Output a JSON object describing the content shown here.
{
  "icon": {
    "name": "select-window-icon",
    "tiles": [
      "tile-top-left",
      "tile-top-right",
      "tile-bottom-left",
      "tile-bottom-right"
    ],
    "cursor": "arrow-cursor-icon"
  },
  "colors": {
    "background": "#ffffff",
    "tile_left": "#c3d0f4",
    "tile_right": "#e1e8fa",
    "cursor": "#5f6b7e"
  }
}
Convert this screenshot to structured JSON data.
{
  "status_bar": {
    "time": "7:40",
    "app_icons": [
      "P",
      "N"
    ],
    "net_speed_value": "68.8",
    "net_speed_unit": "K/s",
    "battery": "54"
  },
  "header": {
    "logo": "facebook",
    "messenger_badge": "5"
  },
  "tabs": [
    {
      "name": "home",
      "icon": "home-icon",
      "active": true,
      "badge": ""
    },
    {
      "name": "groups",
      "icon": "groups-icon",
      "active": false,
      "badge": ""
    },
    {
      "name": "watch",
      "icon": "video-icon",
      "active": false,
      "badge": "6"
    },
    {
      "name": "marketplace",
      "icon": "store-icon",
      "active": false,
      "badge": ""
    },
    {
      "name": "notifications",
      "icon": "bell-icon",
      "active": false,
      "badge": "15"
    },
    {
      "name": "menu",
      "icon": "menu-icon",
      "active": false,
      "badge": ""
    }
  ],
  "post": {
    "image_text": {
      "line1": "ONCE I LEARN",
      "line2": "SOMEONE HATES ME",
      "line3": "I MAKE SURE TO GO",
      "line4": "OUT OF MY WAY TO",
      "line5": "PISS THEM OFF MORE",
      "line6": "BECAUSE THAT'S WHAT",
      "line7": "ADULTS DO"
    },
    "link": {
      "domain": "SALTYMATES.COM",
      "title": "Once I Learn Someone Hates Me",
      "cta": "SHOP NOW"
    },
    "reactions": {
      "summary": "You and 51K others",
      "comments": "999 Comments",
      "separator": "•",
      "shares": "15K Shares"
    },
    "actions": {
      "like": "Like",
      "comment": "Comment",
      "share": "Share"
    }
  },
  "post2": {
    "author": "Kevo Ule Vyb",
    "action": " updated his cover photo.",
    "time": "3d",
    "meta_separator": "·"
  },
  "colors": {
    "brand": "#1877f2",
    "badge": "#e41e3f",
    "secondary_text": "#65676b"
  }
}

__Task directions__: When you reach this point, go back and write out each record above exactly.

__Solution for this task__:
Output a JSON object describing the content shown here.
{
  "icon": {
    "name": "select-window-icon",
    "tiles": [
      "tile-top-left",
      "tile-top-right",
      "tile-bottom-left",
      "tile-bottom-right"
    ],
    "cursor": "arrow-cursor-icon"
  },
  "colors": {
    "background": "#ffffff",
    "tile_left": "#c3d0f4",
    "tile_right": "#e1e8fa",
    "cursor": "#5f6b7e"
  }
}
Convert this screenshot to structured JSON data.
{
  "status_bar": {
    "time": "7:40",
    "app_icons": [
      "P",
      "N"
    ],
    "net_speed_value": "68.8",
    "net_speed_unit": "K/s",
    "battery": "54"
  },
  "header": {
    "logo": "facebook",
    "messenger_badge": "5"
  },
  "tabs": [
    {
      "name": "home",
      "icon": "home-icon",
      "active": true,
      "badge": ""
    },
    {
      "name": "groups",
      "icon": "groups-icon",
      "active": false,
      "badge": ""
    },
    {
      "name": "watch",
      "icon": "video-icon",
      "active": false,
      "badge": "6"
    },
    {
      "name": "marketplace",
      "icon": "store-icon",
      "active": false,
      "badge": ""
    },
    {
      "name": "notifications",
      "icon": "bell-icon",
      "active": false,
      "badge": "15"
    },
    {
      "name": "menu",
      "icon": "menu-icon",
      "active": false,
      "badge": ""
    }
  ],
  "post": {
    "image_text": {
      "line1": "ONCE I LEARN",
      "line2": "SOMEONE HATES ME",
      "line3": "I MAKE SURE TO GO",
      "line4": "OUT OF MY WAY TO",
      "line5": "PISS THEM OFF MORE",
      "line6": "BECAUSE THAT'S WHAT",
      "line7": "ADULTS DO"
    },
    "link": {
      "domain": "SALTYMATES.COM",
      "title": "Once I Learn Someone Hates Me",
      "cta": "SHOP NOW"
    },
    "reactions": {
      "summary": "You and 51K others",
      "comments": "999 Comments",
      "separator": "•",
      "shares": "15K Shares"
    },
    "actions": {
      "like": "Like",
      "comment": "Comment",
      "share": "Share"
    }
  },
  "post2": {
    "author": "Kevo Ule Vyb",
    "action": " updated his cover photo.",
    "time": "3d",
    "meta_separator": "·"
  },
  "colors": {
    "brand": "#1877f2",
    "badge": "#e41e3f",
    "secondary_text": "#65676b"
  }
}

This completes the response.